Smith said he operated a small, legally permitted hunting preserve on about 100 acres of land.

"It was just a hobby for me, not a main source of income," said the veterinarian. "We didn't charge a lot for hunts and did a lot of free hunts for kids with cancer and other kids' hunts."

Smith said he shut down the preserve in January of this year and sold "about 100 hogs" to another hunting preserve. He said the charges against him involved just nine of the hogs he had purchased in November 2011, but he declined to go into more detail.

"If I told what all happened, I feel like they'd come after me for something else," Smith said. "They can basically do what they want to do up in [those] offices. That's one thing I learned."

The illegal transportation and release of wild hogs has been a focus of the wildlife agency's efforts for two years, resulting in dramatic changes in wildlife laws—changes that brought significant protests from many hunters.

"They make out like these hogs are a real problem, but I think it's over-exaggerated. I don't know about you, but I drive around the country a lot, and I've never seen one running around wild," Smith said.

Biologists, however, say they have documented many cases where they think hogs have been released by hunters. They say the hogs cause extensive damage to farm crops and wildlife habitat, contribute to extreme erosion and stream pollution, and carry diseases harmful to livestock or other animals—as well as humans.

Environmental problems caused by wild hogs in the Great Smoky Mountains were documented decades ago. Because hunting isn't allowed there, the National Park Service employs a professional "hog eradication team."

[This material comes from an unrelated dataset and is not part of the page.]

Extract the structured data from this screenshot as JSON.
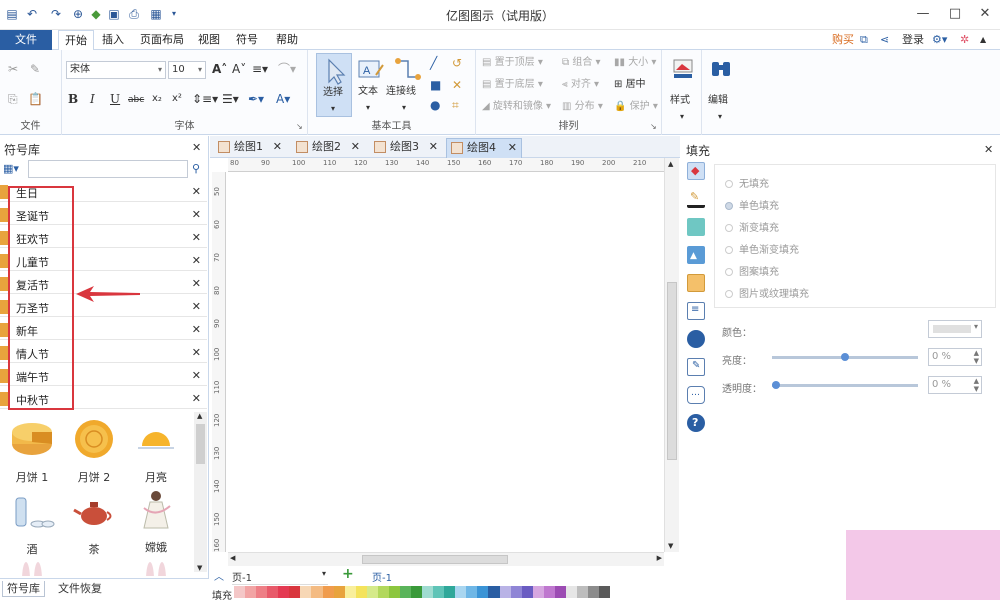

The new law provides strict guidelines for possession and transport of what are called "wild-appearing swine," a phrase that seems surprisingly subjective to be a legal term. The Tennessee state veterinarian defines it this way:

"Wild-appearing swine" means swine that are typically 2 to 3 feet tall and 3-and-a-half to 5 feet long and typically have the following physical features (all comparisons are to domestic swine): massive heads with smaller, pointed and heavily furred ears; heavier shoulders that slope down to small hips, giving the animal an outline similar to an American bison; long and thin snouts; upper tucks or whitters that curl up and out and rub against lower tucks, making a knifelike edge against lower tusks; and straight tails that are tufted at the tip.

Under the order, all "wild-appearing swine" being moved within the state must have one of the following:

—State or federally approved individual identification and proof that each hog has tested negative for pseudo-rabies and brucellosis within 90 days of movement.

—Proof that each individual hog originated from a validated brucellosis-free and qualified pseudo-rabies-negative herd.

—A movement authorization number from the state veterinarian’s office.

Authorities are now offering a $3,500 reward for information leading to a conviction of anyone dealing in the sale, illegal transportation and/or stocking of wild hogs.

Asked his opinion of the new law, Smith said, "I don't think my opinion really matters ... It's done and over; just let it die."

Richard Simms is a contributing writer, focusing on outdoor sports.